Yet it took another two decades for Professor Kummerow s research to be translated into regulatory action. The American Heart Association began warning about trans fats around 2004. Finally, in 2015 58 years after Professor Kummerow published his findings the F.D.A. ruled that trans fats were not considered safe and could no longer be added to food after June 18, 2018, unless a manufacturer could present convincing scientific evidence that a particular use was safe.

Dr. Willett estimated that the elimination of industrial trans fats will prevent 90,000 premature deaths a year.

Fred August Kummerow was born on Oct. 4, 1914, in Berlin into a poor family. His father, a laborer, moved the family to the United States in 1923 to join relatives in Milwaukee, where he found a job at a cement block factory. Professor Kummerow said he would likely have been destined for similar work had he not received a chemistry set from his uncle on his 12th birthday. It opened the world of science to me, he said.

He received a chemistry degree from the University of Wisconsin at Madison in 1939 and continued there for graduate studies. He received a Ph.D. in biochemistry in 1943.

During and immediately after World War II, while conducting research into lipids at Kansas State University, Professor Kummerow was awarded contracts by the Army Quartermaster Corps to help eliminate rancidity in frozen turkeys and chickens sent to troops overseas. A simple change in the poultry feed solved the problem, making possible the sale of frozen poultry in grocery stores.

Professor Kummerow moved his lipid research program to the University of Illinois in 1950 and remained there for the rest of his career.

Funding for the study of heart disease increased significantly after President Dwight D. Eisenhower had a severe heart attack in 1955. Grants from the National Institutes of Health enabled Professor Kummerow to conduct the research that led to the discovery of trans fats in diseased arteries.

He traveled frequently behind the Iron Curtain, speaking with scientists in the Soviet Union, as well as in Hungary, Romania, Bulgaria and East Germany. After the meetings, he sent reports to the State Department.

Professor Kummerow began his campaign to halt the use of trans fats when he found that food manufacturers had continued to rely heavily on trans fats even after his findings were corroborated by other scientists. In 2009 he filed a petition with the F.D.A. to ban the use of trans fats but, he said, received no response. He then sued the agency in 2013.

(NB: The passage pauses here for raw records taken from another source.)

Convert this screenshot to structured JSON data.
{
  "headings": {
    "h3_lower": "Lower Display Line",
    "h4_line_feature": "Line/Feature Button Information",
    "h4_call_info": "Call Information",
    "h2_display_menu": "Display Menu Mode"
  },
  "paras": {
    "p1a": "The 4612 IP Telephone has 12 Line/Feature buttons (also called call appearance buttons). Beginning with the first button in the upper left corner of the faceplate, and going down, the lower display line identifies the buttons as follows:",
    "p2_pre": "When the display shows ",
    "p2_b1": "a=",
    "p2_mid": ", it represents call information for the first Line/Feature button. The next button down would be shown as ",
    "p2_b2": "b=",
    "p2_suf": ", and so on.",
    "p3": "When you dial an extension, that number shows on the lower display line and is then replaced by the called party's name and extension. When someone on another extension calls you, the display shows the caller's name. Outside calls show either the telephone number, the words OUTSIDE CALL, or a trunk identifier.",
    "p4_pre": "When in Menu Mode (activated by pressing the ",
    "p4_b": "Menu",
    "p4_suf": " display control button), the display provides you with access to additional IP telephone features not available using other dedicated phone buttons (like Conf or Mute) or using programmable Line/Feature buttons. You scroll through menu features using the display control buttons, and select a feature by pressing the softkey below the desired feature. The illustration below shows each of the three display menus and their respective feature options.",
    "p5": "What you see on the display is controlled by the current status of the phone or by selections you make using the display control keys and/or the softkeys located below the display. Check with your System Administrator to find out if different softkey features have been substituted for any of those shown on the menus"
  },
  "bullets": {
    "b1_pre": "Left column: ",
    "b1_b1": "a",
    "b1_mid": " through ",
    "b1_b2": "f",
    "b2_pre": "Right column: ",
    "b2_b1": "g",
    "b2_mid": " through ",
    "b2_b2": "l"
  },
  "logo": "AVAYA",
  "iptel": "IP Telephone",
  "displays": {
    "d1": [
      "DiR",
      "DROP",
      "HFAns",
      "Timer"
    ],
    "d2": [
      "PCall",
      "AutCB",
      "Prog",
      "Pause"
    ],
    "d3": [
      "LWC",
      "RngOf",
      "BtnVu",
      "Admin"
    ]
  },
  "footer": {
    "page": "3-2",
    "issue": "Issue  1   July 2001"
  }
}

He is survived by a son, Max two daughters, Jean and Kay three grandchildren and a great-grandson. His wife of 70 years, Amy, died of Parkinson s disease at 94.

Dr. Willett, of Harvard, said trans fats had also been implicated in diabetes. In 2001, he co-wrote a paper showing a diet low in trans fats could help prevent Type 2 diabetes in women. Heart disease was the tip of the iceberg, he said.

Professor Kummerow was one of the first scientists to suggest that the saturated fat in butter, cheese and meats did not contribute to the clogging of arteries and was in fact beneficial in moderate amounts. This hypothesis, controversial at the time, was proved correct.


Kyk die video: Trans Fat Song (Oktober 2021).